By Doreen Koronios
The tragedy of the Ohio State University shooting is that it might not have happened had a full background check, including a reference check, been conducted by a reputable third party consumer reporting agency. Nathaniel Brown lied on his employment application (studies have shown that 80% of applications contain some type of falsification) when asked if he had ever been convicted of a felony or misdemeanor. However, Ohio prison records show that he was in prison for five years, from July 1979 to March 1984, for receiving stolen property in Stark County. Although OSU conducted a background check, it appears that the company they used may have conducted database checks only, which by themselves would not qualify as a thorough background check.
The corrections record itself might not have been found due to a discrepancy with the subject’s date of birth. However, Mr. Brown clearly listed a reference on his employment application for a job he said he worked in while he was in prison. A full background check would have included a call to the listed Supervisor who would have notified the screening company that Mr. Brown was not employed during the dates he listed on his application. This source may have provided the background check company with independent knowledge as to the true date of birth of Mr. Brown. It is important to note that this former supervisor had been interviewed by the Press and acknowledged that although Mr. Brown had worked for him it was not during the period indicated on his application. The supervisor also confirmed that he was not contacted by anyone up to that point regarding Mr. Brown’s employment history with his firm. Mr. Brown would then have had some explaining to do about where he was during the dates listed, which might have uncovered the fact that he had a criminal record.
Although “national” criminal records database checks are marketed as quick, efficient, and less costly, you definitely get what you pay for. When searching for a background screening company, a red flag should go up as soon as you see the words “free” and “instant results”.
While criminal records databases are useful in identifying potential criminal records they should not be relied upon as accurate or complete. Here are several reasons why so called “national” criminal records databases don’t work:
1. There is no such thing as a national criminal records check – There is no central repository for federal, state, and local criminal records. The FBI has the only nationwide criminal database, known as NCIC (National Crime Information Center), which cannot be accessed by anyone other than a criminal justice agency. According to Concerned CRAs, criminal record databases are put together by private companies who purchase information from a “patchwork” of sources, including county courts, state criminal records repositories, sex offender registries, and prison systems. U.S. Senator Herb Kohl said, “The current system of state-based background checks is haphazard, inconsistent, and full of gaping holes”.
2. They are not FCRA compliant – The Fair Credit Reporting Act (FCRA) is the federal law that details how consumer credit information can be collected, disseminated and used. Most important is the fact that the information reported must be up to date.
3. The information is not up to date – Not all states have automated systems for collecting data and most do not make their records available in bulk electronic format. Therefore, the content, accuracy, and timeliness of the data are called into question.

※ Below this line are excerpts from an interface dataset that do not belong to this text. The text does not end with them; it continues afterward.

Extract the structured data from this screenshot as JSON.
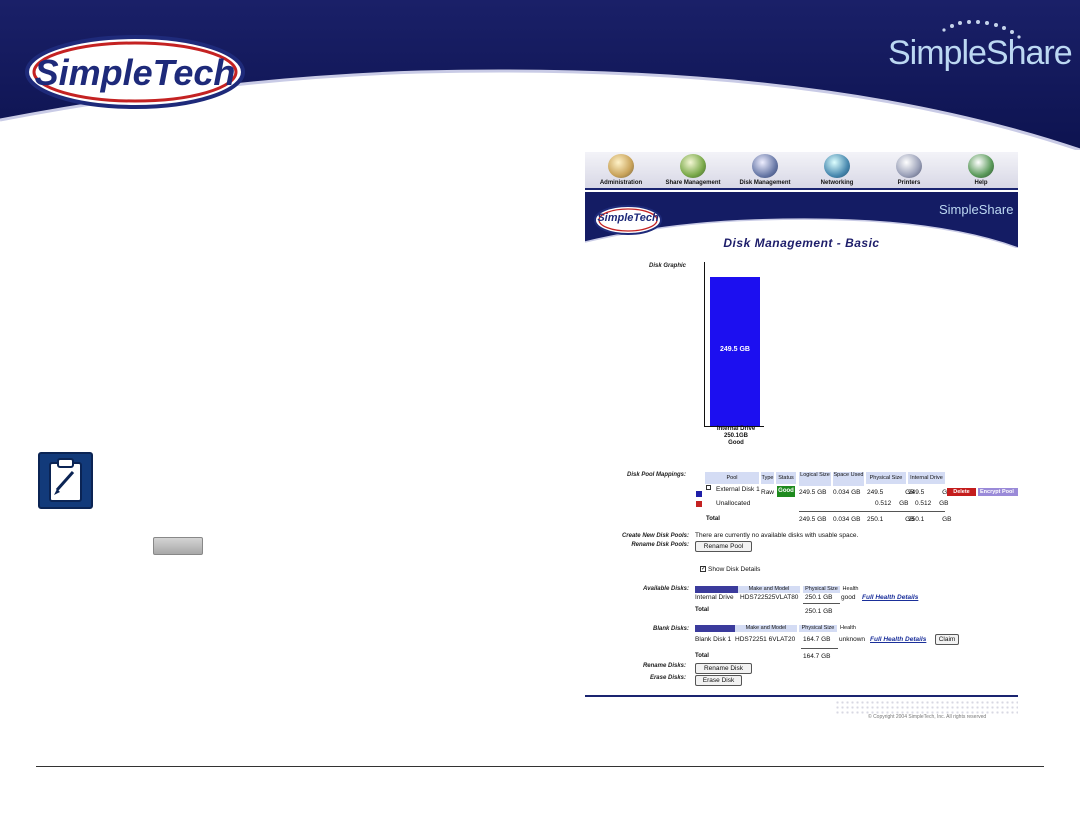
{
  "header": {
    "brand_logo_text": "SimpleTech",
    "product_logo_text": "SimpleShare"
  },
  "screenshot": {
    "nav": [
      {
        "label": "Administration",
        "icon": "administration-icon"
      },
      {
        "label": "Share Management",
        "icon": "share-management-icon"
      },
      {
        "label": "Disk Management",
        "icon": "disk-management-icon"
      },
      {
        "label": "Networking",
        "icon": "networking-icon"
      },
      {
        "label": "Printers",
        "icon": "printers-icon"
      },
      {
        "label": "Help",
        "icon": "help-icon"
      }
    ],
    "page_title": "Disk Management - Basic",
    "disk_graphic": {
      "label": "Disk Graphic",
      "bar_value": "249.5 GB",
      "drive_name": "Internal Drive",
      "drive_size": "250.1GB",
      "drive_status": "Good",
      "fill_fraction": 0.998,
      "bar_color": "#1c0ff0"
    },
    "pool_mappings": {
      "label": "Disk Pool Mappings:",
      "headers": [
        "Pool",
        "Type",
        "Status",
        "Logical Size",
        "Space Used",
        "Physical Size",
        "Internal Drive"
      ],
      "rows": [
        {
          "pool": "External Disk 1",
          "type": "Raw",
          "status": "Good",
          "logical": "249.5 GB",
          "used": "0.034 GB",
          "physical": "249.5 GB",
          "internal": "249.5 GB",
          "swatch": "#1f1fa8"
        },
        {
          "pool": "Unallocated",
          "type": "",
          "status": "",
          "logical": "",
          "used": "",
          "physical": "0.512 GB",
          "internal": "0.512 GB",
          "swatch": "#c42222"
        }
      ],
      "total_label": "Total",
      "total": {
        "logical": "249.5 GB",
        "used": "0.034 GB",
        "physical": "250.1 GB",
        "internal": "250.1 GB"
      },
      "delete_label": "Delete",
      "encrypt_label": "Encrypt Pool"
    },
    "create_pools": {
      "label": "Create New Disk Pools:",
      "text": "There are currently no available disks with usable space."
    },
    "rename_pools": {
      "label": "Rename Disk Pools:",
      "button": "Rename Pool"
    },
    "show_details": {
      "label": "Show Disk Details",
      "checked": true
    },
    "available_disks": {
      "label": "Available Disks:",
      "headers": [
        "Make and Model",
        "Physical Size",
        "Health"
      ],
      "row": {
        "name": "Internal Drive",
        "model": "HDS722525VLAT80",
        "size": "250.1 GB",
        "health": "good",
        "link": "Full Health Details"
      },
      "total_label": "Total",
      "total_size": "250.1 GB"
    },
    "blank_disks": {
      "label": "Blank Disks:",
      "headers": [
        "Make and Model",
        "Physical Size",
        "Health"
      ],
      "row": {
        "name": "Blank Disk 1",
        "model": "HDS72251 6VLAT20",
        "size": "164.7 GB",
        "health": "unknown",
        "link": "Full Health Details",
        "button": "Claim"
      },
      "total_label": "Total",
      "total_size": "164.7 GB"
    },
    "rename_disks": {
      "label": "Rename Disks:",
      "button": "Rename Disk"
    },
    "erase_disks": {
      "label": "Erase Disks:",
      "button": "Erase Disk"
    },
    "copyright": "© Copyright 2004 SimpleTech, Inc. All rights reserved"
  }
}
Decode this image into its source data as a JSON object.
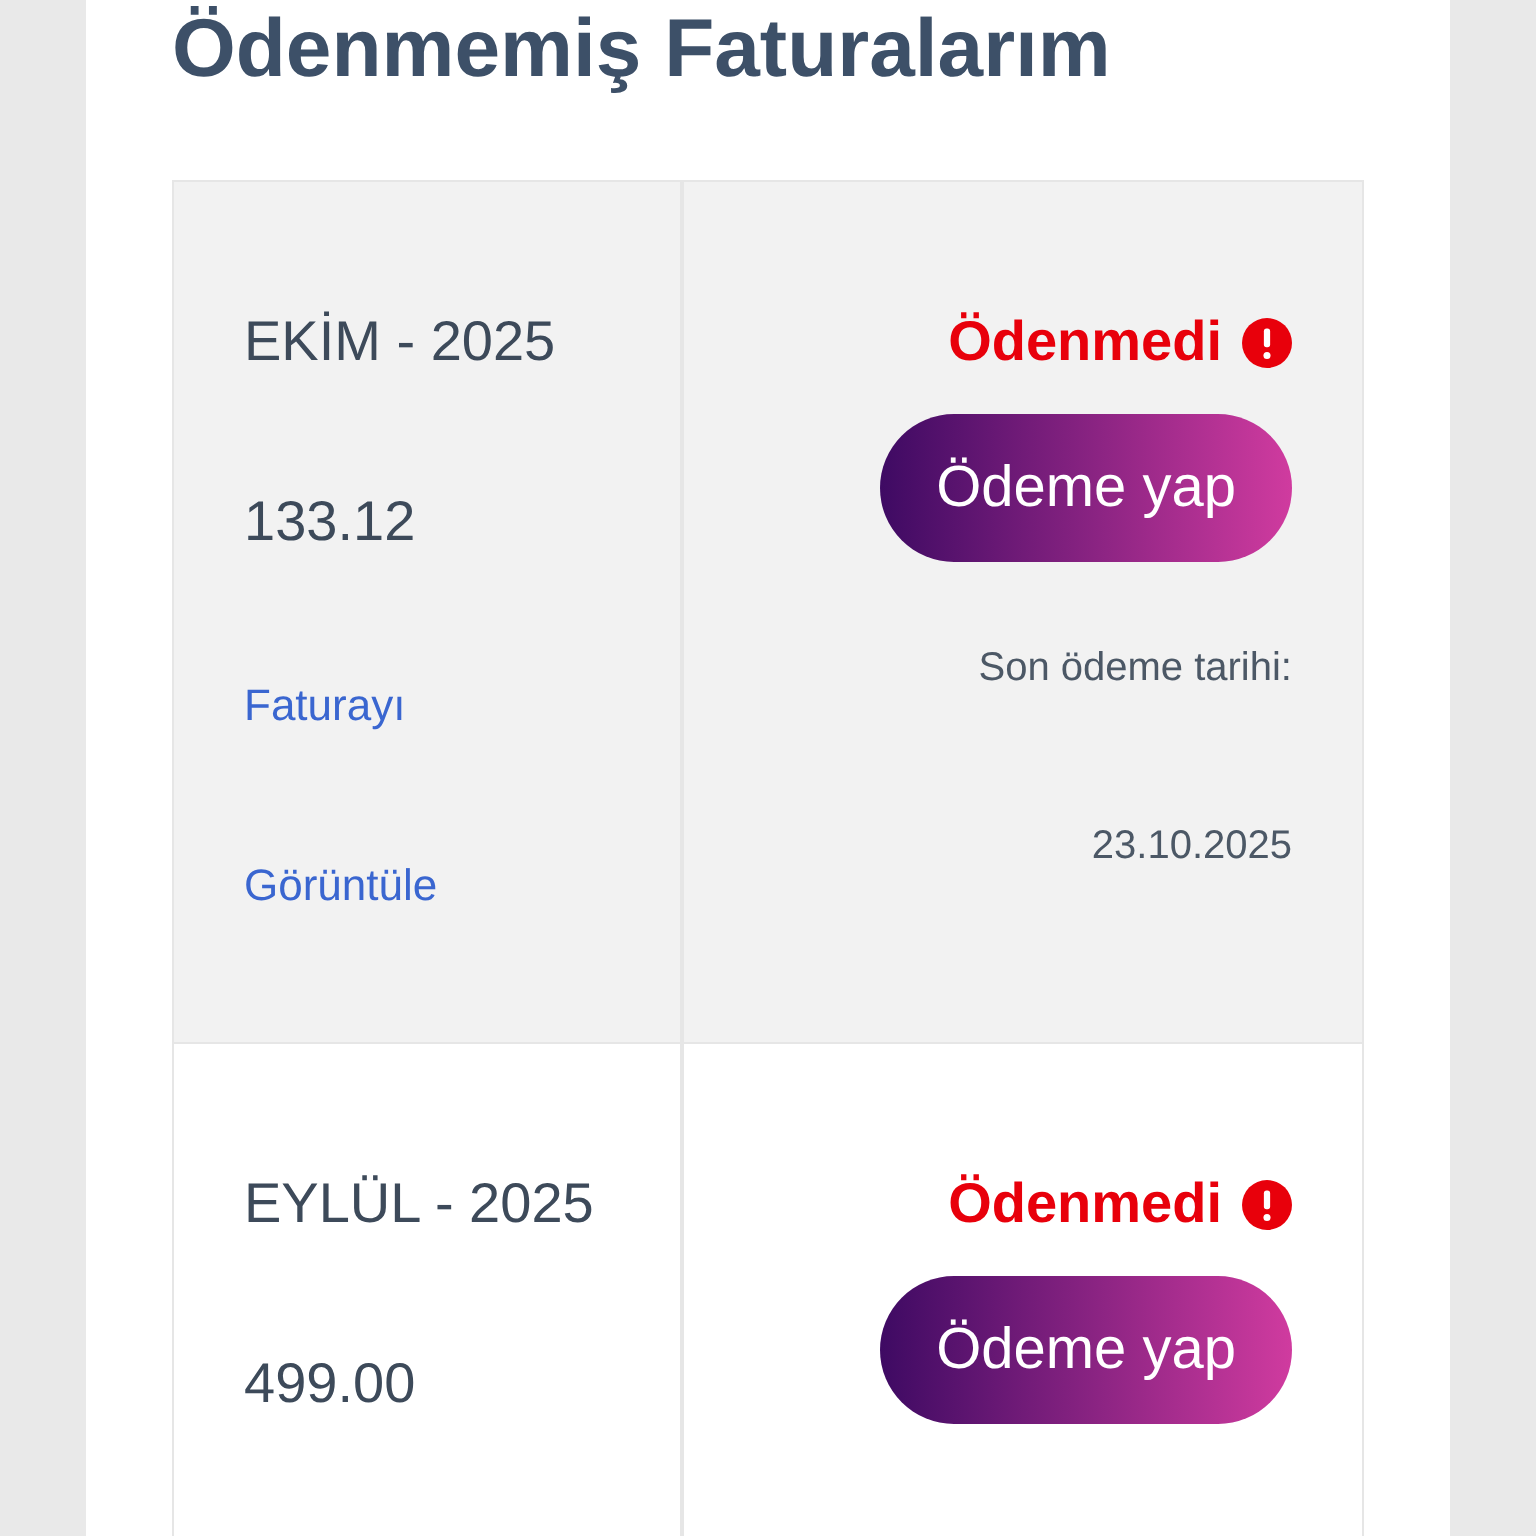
{
  "title": "Ödenmemiş Faturalarım",
  "invoices": [
    {
      "period": "EKİM - 2025",
      "amount": "133.12",
      "status": {
        "label": "Ödenmedi",
        "paid": false
      },
      "pay_button": "Ödeme yap",
      "view_link": "Faturayı Görüntüle",
      "due_label": "Son ödeme tarihi:",
      "due_date": "23.10.2025"
    },
    {
      "period": "EYLÜL - 2025",
      "amount": "499.00",
      "status": {
        "label": "Ödenmedi",
        "paid": false
      },
      "pay_button": "Ödeme yap"
    }
  ]
}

4. They are prone to errors – report criminal records that have been expunged which causes the denial of employment to many – At least 40 states allow the right to seal or expunge records for some minor prior criminal convictions. However, the private electronic databases of criminal records are not up to date and sometimes show these expunged records. This leads to many of these applicants losing job opportunities because their background checks contain inaccurate information about their criminal convictions.
5. They expose your company to the risk of costly litigation -Employers who fail to do the proper due diligence often find themselves embroiled in litigation. The average award for a negligent hiring lawsuit is $1 million. The highest award in the U.S. for a negligent hiring case was $26.5 million. A company’s best defense against negligent hiring lawsuits is a thorough pre-employment screening by an experienced company that knows how and where to search for criminal records.
6. They expose your company to a potential public relations nightmare – Your company’s reputation has an enormous impact on the growth and success of the business. Negligent hiring can expose a company to bad publicity, damage the company’s reputation, and affect future growth and earnings.
The moral of this story is that you truly get what you pay for. If you want to keep your company and employees out of harms way, the best way to do that is to hire a reputable third party consumer reporting agency (background screening company). The consequences of shortcutting a pre-employment background check could have long range affects including massive financial settlements, bad publicity, and, in the worst case, loss of life.
For information on how CARCO can help you with your pre-employment screening needs, please visit http://www.carcogroup.com/.